> _Activity_
In the entries that follow, which lines hold the string "Offset"? List them.

---------- Data to use ----------

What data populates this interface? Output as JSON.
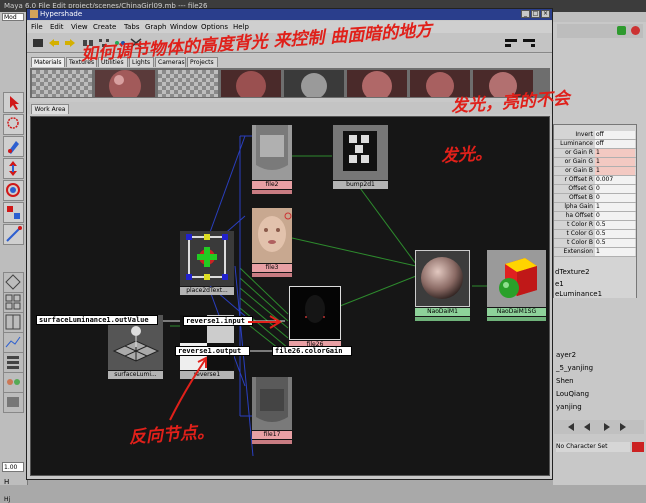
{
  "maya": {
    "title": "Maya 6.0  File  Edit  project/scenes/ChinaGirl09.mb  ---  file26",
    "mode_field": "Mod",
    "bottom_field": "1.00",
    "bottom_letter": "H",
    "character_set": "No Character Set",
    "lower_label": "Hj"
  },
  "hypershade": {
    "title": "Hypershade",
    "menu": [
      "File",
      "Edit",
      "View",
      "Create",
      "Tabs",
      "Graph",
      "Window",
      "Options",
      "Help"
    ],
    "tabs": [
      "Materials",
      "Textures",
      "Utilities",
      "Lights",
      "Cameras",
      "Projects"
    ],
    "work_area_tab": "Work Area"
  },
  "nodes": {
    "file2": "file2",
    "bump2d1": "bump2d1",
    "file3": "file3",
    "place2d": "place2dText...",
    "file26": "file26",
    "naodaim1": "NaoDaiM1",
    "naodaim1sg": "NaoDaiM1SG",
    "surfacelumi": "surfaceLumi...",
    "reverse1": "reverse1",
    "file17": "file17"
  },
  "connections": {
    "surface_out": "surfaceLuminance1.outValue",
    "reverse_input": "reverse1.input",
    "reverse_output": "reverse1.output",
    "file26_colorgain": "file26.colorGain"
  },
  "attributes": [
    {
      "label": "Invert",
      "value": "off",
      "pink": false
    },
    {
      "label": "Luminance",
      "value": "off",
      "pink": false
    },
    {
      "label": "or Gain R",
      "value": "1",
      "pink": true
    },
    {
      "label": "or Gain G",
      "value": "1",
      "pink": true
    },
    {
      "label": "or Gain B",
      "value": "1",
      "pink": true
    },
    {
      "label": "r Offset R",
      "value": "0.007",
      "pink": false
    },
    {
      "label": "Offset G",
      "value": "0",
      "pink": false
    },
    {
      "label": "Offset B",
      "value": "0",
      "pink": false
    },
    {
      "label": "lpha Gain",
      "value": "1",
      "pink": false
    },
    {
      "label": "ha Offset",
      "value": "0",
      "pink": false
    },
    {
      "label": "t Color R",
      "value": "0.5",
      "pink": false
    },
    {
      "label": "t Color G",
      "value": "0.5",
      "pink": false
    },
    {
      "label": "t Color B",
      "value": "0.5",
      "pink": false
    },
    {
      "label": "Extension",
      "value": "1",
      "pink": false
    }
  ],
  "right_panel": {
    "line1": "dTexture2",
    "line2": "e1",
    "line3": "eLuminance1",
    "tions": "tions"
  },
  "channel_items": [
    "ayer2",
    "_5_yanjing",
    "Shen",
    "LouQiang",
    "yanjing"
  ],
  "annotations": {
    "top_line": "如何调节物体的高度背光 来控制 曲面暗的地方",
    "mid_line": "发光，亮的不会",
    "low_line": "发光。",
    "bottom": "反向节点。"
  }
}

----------

> _Expected answer_
      "label": "r Offset R",
      "label": "Offset G",
      "label": "Offset B",
      "label": "ha Offset",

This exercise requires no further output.